In response to The Daily Post’s writing prompt: “The Fun Platform.”
I’d turn doing taxes into a video game, Tax Quest. As soon as a player enters his/her income from the W2, they are sent to a “world” that corresponds to their financial status and location IRL. Over $100k, they get a McMansion in their world in a gated neighborhood. If they make at the poverty level, they get a 1980’s mobile home. If their income comes from pensions and social security, they get a small condo. All of the “places” correspond to the landscape of the actual city or state where they live. In other words, if they live in San Diego they can live everywhere from La Jolla to Boulevard. In Colorado they will have a mountain backdrop; in New England they’ll have autumn leaves and covered bridges, snow etc. In Tax quest they are confronted with choices (blanks that eventually get filled in on their form), such as “Deductions” — mortgage, donations to charity, medical, prescriptions, home office, etc.
When they miss an important question, they are sent back until they get it right. Points are subtracted from their score whenever this happens. Every time their refund is enhanced, they get points and “health.” Every time their refund is diminished, they lose health. If they end up having to pay more than $1000 they’re hauled to the hospital on a stretcher where they’re told, “Adjust your withholding so next year this doesn’t happen.”
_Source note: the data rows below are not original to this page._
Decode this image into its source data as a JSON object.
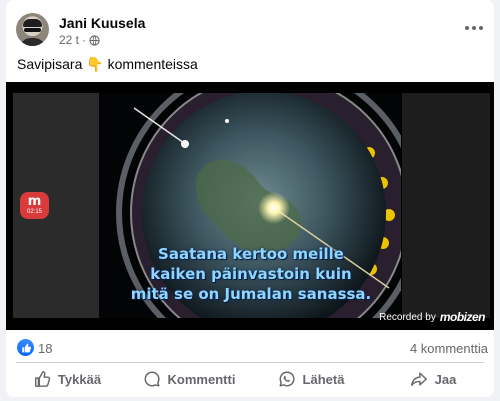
{
  "post": {
    "author": "Jani Kuusela",
    "time": "22 t",
    "separator": "·",
    "text": "Savipisara 👇 kommenteissa",
    "privacy_icon": "globe-icon",
    "menu_icon": "more-options-icon"
  },
  "video": {
    "caption_lines": [
      "Saatana kertoo meille",
      "kaiken päinvastoin kuin",
      "mitä se on Jumalan sanassa."
    ],
    "recorded_label": "Recorded by",
    "recorded_brand": "mobizen",
    "badge_timer": "02:15"
  },
  "stats": {
    "like_count": "18",
    "comment_count": "4 kommenttia"
  },
  "actions": {
    "like": "Tykkää",
    "comment": "Kommentti",
    "send": "Lähetä",
    "share": "Jaa"
  },
  "colors": {
    "brand_blue": "#0866ff",
    "secondary_text": "#65676b",
    "caption": "#8fd6ff"
  }
}
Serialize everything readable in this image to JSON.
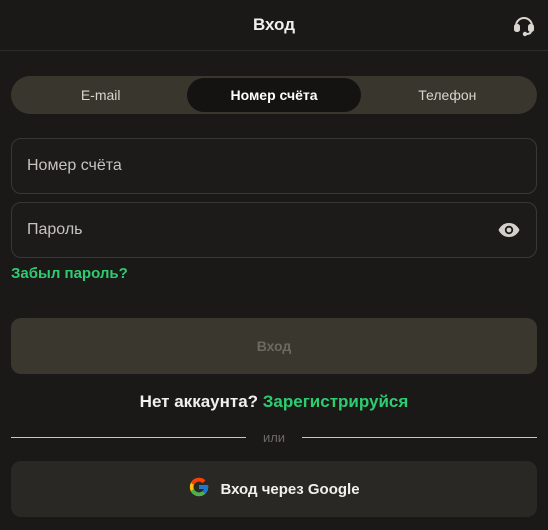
{
  "header": {
    "title": "Вход",
    "support_icon": "headset-icon"
  },
  "tabs": [
    {
      "label": "E-mail",
      "active": false
    },
    {
      "label": "Номер счёта",
      "active": true
    },
    {
      "label": "Телефон",
      "active": false
    }
  ],
  "form": {
    "account_placeholder": "Номер счёта",
    "account_value": "",
    "password_placeholder": "Пароль",
    "password_value": "",
    "password_toggle_icon": "eye-icon",
    "forgot_label": "Забыл пароль?",
    "submit_label": "Вход"
  },
  "register": {
    "prompt": "Нет аккаунта?",
    "link": "Зарегистрируйся"
  },
  "divider": {
    "label": "или"
  },
  "google": {
    "label": "Вход через Google",
    "icon": "google-icon"
  },
  "colors": {
    "accent": "#2ecc71",
    "background": "#1a1918",
    "tab_track": "#39362e",
    "tab_active": "#141312",
    "button_disabled": "#3a372f"
  }
}
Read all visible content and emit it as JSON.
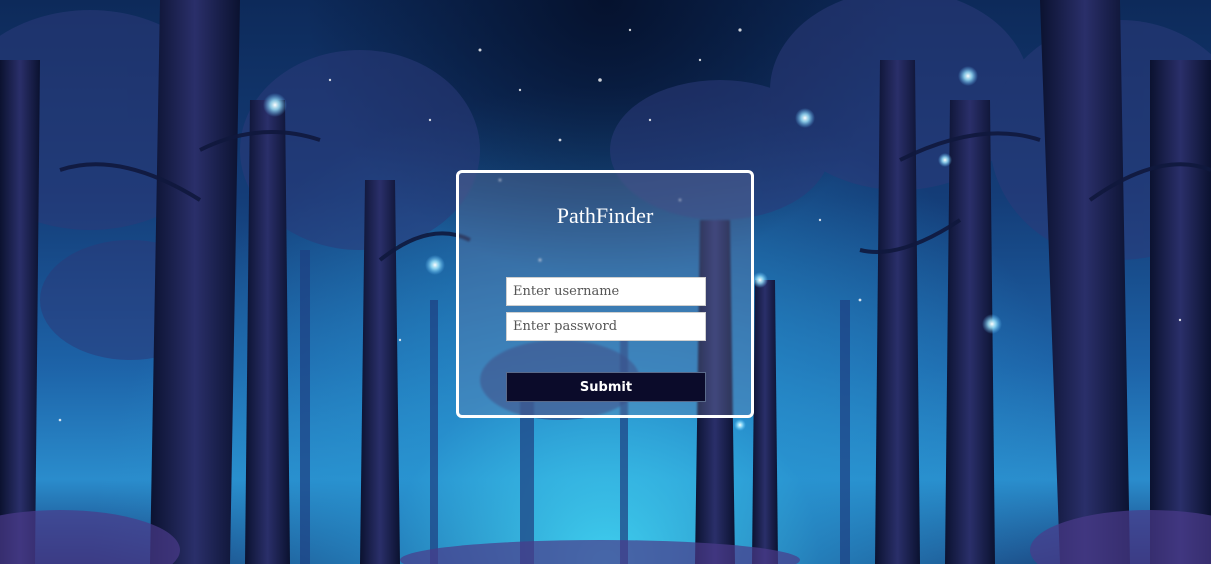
{
  "app": {
    "title": "PathFinder"
  },
  "login": {
    "username_placeholder": "Enter username",
    "username_value": "",
    "password_placeholder": "Enter password",
    "password_value": "",
    "submit_label": "Submit"
  },
  "colors": {
    "card_border": "#ffffff",
    "button_bg": "#0b0b2a",
    "title_color": "#ffffff"
  }
}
If it turns out they’re defrauding the government, they’re hauled to jail where they’re penned up with the Mafia guys from Goodfellas.
Unlike most video games, there’s no way to win Tax Quest or buy “health” or points, but if the player is lucky, he or she breaks even.